# Your instructions
Without the pictures, can you quote each line below exactly?

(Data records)
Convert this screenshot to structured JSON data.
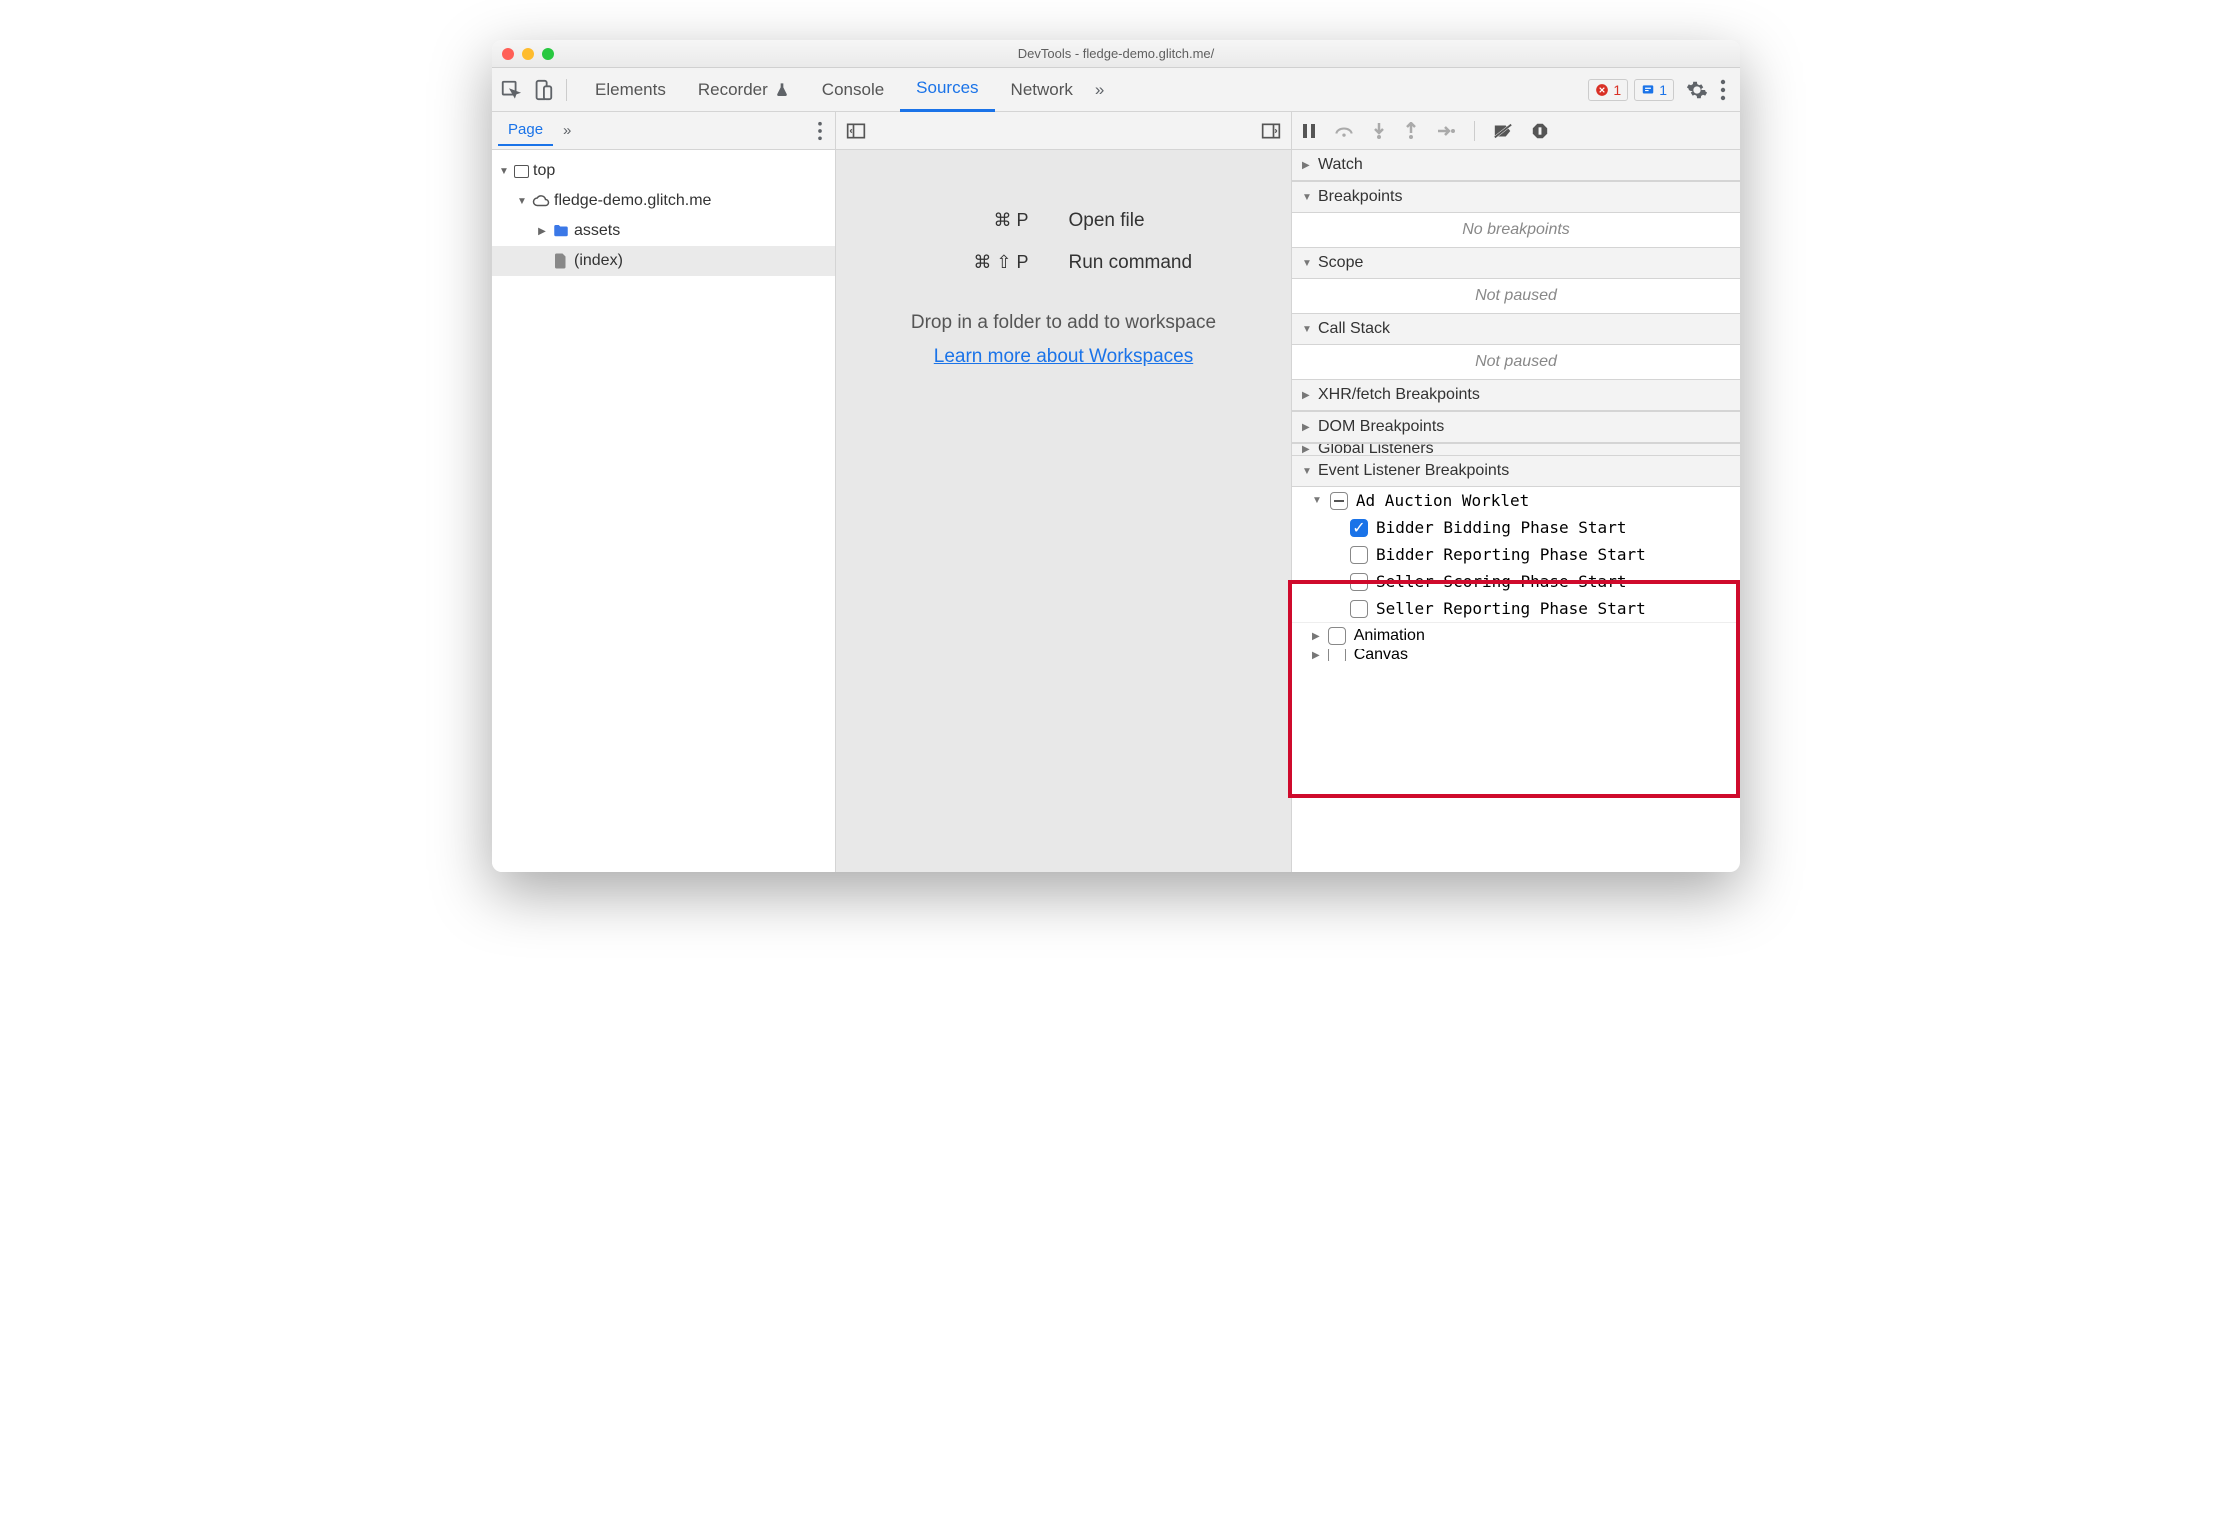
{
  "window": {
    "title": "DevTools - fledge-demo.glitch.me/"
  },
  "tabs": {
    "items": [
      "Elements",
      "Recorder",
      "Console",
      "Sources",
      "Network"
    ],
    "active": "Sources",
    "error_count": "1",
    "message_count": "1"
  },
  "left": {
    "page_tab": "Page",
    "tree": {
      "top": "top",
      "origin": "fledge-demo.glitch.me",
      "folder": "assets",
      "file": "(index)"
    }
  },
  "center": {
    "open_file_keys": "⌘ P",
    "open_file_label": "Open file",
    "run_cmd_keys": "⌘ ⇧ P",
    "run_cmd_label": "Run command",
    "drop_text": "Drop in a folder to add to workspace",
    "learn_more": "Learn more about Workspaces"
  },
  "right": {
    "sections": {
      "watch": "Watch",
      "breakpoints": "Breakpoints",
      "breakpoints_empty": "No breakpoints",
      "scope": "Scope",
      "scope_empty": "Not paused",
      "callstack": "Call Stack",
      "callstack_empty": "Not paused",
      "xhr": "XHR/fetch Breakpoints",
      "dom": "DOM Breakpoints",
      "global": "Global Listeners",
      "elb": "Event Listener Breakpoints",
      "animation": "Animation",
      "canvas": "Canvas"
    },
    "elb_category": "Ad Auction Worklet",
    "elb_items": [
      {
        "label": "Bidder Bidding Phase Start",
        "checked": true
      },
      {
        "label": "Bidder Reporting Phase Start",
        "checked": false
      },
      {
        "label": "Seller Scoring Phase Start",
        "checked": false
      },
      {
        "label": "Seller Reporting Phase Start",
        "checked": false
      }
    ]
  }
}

# Finished task
Convert this screenshot to structured JSON data.
{
  "window": {
    "title": "DevTools - fledge-demo.glitch.me/"
  },
  "tabs": {
    "items": [
      "Elements",
      "Recorder",
      "Console",
      "Sources",
      "Network"
    ],
    "active": "Sources",
    "error_count": "1",
    "message_count": "1"
  },
  "left": {
    "page_tab": "Page",
    "tree": {
      "top": "top",
      "origin": "fledge-demo.glitch.me",
      "folder": "assets",
      "file": "(index)"
    }
  },
  "center": {
    "open_file_keys": "⌘ P",
    "open_file_label": "Open file",
    "run_cmd_keys": "⌘ ⇧ P",
    "run_cmd_label": "Run command",
    "drop_text": "Drop in a folder to add to workspace",
    "learn_more": "Learn more about Workspaces"
  },
  "right": {
    "sections": {
      "watch": "Watch",
      "breakpoints": "Breakpoints",
      "breakpoints_empty": "No breakpoints",
      "scope": "Scope",
      "scope_empty": "Not paused",
      "callstack": "Call Stack",
      "callstack_empty": "Not paused",
      "xhr": "XHR/fetch Breakpoints",
      "dom": "DOM Breakpoints",
      "global": "Global Listeners",
      "elb": "Event Listener Breakpoints",
      "animation": "Animation",
      "canvas": "Canvas"
    },
    "elb_category": "Ad Auction Worklet",
    "elb_items": [
      {
        "label": "Bidder Bidding Phase Start",
        "checked": true
      },
      {
        "label": "Bidder Reporting Phase Start",
        "checked": false
      },
      {
        "label": "Seller Scoring Phase Start",
        "checked": false
      },
      {
        "label": "Seller Reporting Phase Start",
        "checked": false
      }
    ]
  }
}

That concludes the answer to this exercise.